“I do applaud the inclusion of the Cole Amendment, which directs the President to report on a strategy on Al Qaeda, the Taliban, and ISIS. However, the Cole Amendment should not be considered an effective substitute for my amendment repealing the 2001 AUMF that was adopted in the DOD Appropriations bill last month. I remain convinced that, absent a mandatory deadline, Congress will have no incentive to hold a debate and vote on this issue.

“Additionally, I was pleased to see that the Burgess-Lee Amendment requiring a Pentagon audit report from Secretary Mattis was adopted in this bill. It’s been more than a quarter of a century since legislation was enacted requiring every federal agency to conduct an audit. It’s outrageous that all these years later, the Pentagon is defying this law and asking taxpayers to foot the bill for excessive and unexamined spending.

“It’s also encouraging that this bill directs Secretary Mattis to report to Congress on policies regarding HIV-positive service members. It’s long past time for the US military to ensure its HIV policies are based in science, not stigma. Finally, I was relieved that the offensive and bigoted Hartzler Amendment was defeated on the House Floor yesterday. Our men and women in uniform deserve our deepest gratitude, not baseless discrimination.”
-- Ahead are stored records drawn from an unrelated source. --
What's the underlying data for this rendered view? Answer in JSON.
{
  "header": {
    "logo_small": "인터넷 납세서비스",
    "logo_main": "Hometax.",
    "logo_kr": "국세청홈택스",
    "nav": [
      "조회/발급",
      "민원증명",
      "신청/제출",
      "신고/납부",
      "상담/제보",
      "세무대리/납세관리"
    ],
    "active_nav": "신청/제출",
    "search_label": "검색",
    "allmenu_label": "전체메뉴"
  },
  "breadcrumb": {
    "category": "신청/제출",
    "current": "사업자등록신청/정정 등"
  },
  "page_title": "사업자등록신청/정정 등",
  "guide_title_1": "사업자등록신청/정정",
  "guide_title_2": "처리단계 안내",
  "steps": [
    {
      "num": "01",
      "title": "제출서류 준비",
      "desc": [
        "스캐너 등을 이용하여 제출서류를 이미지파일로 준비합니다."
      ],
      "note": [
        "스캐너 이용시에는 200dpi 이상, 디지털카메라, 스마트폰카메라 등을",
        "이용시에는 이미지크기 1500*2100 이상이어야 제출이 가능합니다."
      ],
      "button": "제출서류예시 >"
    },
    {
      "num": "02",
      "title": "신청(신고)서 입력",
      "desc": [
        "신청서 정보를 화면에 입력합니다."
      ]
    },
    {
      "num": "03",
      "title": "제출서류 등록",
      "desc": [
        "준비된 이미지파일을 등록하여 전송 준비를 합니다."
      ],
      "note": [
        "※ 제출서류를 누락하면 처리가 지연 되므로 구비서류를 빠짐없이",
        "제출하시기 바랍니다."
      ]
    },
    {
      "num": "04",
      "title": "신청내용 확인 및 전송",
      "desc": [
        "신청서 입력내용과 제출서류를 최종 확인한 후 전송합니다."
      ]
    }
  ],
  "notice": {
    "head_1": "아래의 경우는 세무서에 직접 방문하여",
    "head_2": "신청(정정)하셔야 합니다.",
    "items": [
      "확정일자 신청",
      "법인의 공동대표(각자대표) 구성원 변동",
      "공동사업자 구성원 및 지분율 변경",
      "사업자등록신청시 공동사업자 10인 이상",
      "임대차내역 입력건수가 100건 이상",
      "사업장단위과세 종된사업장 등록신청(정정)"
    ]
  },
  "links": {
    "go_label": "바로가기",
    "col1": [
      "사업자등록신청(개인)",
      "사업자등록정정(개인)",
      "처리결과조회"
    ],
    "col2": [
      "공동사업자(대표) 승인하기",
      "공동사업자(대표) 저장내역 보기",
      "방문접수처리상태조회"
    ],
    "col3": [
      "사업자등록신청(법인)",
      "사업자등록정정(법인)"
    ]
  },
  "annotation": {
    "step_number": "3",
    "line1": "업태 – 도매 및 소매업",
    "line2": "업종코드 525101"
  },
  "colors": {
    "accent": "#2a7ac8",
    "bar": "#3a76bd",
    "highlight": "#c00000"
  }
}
“However, any defense legislation that fails to require a debate and vote on a new military authorization is a missed opportunity. After almost sixteen years of unrestricted war, the best action that Congress can take for our troops is to debate matters of war and peace.”